How I Care for Divorcing Clients

   
Icon made by Freepik from www.flaticon.com

Icon made by Freepik from www.flaticon.com

    On Caring by Milton Mayerhoff is one of the most personally important and impactful books that I have ever read, and probably will ever read. It is a summary and explanation of what it means to care for oneself and others, both philosophically and practically. I had been practicing law for over a decade before I found the book.  But, one particular passage succinctly described the guiding principle that I had developed for my representation of, and caring for, clients:

When I care for an adult…I try to avoid making decisions for him.  I help him make his own decisions by providing information, suggesting alternatives, and pointing out possible consequences, but all along I realize that they are his decisions to make and not my own.

To my mind, this passage is the foundation for effectively helping clients through a divorce. Some attorneys have trouble allowing clients to make their own decisions, and feel compelled to “guide” clients to making whatever decision the attorney himself would make in that situation. And, while it is not always easy, remembering that a client’s decisions are hers to make and not my own, is the key to effectively helping her make those decisions.  And, that, so far as I have come to understand it, is the key to truly caring for clients.

Why Smart People Can Have Dumb Divorces

Left brain = logical thinking Right brain = emotional thinking

Left brain = logical thinking
Right brain = emotional thinking

Working in Research Triangle Park (Raleigh, Durham, Chapel Hill) a region renowned for its education level, I have the privilege of working with a lot of very smart people.  Doctors, professors, business executives, entrepreneurs, nurses, techies, and domestic geniuses all bring healthy IQ’s to the collaborative divorce conference, mediation or negotiating table. Certainly raw intelligence helps in a divorce.  The ability to learn, process and analyze complex legal issues and numbers is immensely helpful to efficiently resolving a divorce.
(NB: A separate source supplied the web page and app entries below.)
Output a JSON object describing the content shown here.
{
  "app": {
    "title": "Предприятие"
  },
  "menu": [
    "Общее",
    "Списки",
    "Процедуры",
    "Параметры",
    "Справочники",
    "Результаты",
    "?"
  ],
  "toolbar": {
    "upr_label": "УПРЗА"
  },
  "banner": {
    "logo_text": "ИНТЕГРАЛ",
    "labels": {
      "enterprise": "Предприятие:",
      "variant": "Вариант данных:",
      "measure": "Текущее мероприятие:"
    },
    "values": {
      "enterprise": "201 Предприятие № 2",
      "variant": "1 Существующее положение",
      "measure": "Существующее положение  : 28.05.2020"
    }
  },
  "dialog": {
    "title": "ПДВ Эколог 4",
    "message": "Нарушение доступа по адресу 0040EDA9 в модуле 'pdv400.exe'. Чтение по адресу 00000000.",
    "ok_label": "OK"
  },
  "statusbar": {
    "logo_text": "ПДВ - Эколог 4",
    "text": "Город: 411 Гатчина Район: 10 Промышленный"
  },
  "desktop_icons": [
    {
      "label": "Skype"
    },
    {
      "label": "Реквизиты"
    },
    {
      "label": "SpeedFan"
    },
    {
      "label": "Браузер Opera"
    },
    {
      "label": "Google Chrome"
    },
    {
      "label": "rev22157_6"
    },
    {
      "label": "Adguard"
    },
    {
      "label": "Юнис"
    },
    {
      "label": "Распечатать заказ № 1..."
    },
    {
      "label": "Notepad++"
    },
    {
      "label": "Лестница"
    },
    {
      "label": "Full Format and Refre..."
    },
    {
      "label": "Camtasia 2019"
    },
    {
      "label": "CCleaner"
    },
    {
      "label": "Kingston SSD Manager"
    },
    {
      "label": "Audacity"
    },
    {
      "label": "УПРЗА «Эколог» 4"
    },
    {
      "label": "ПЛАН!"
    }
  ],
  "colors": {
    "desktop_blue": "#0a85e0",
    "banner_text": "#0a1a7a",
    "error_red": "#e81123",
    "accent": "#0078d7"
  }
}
But, in my experience, it pales in comparison to the ability to recognize, understand, process and deftly handle the emotional component of divorce, both in yourself and in your spouse.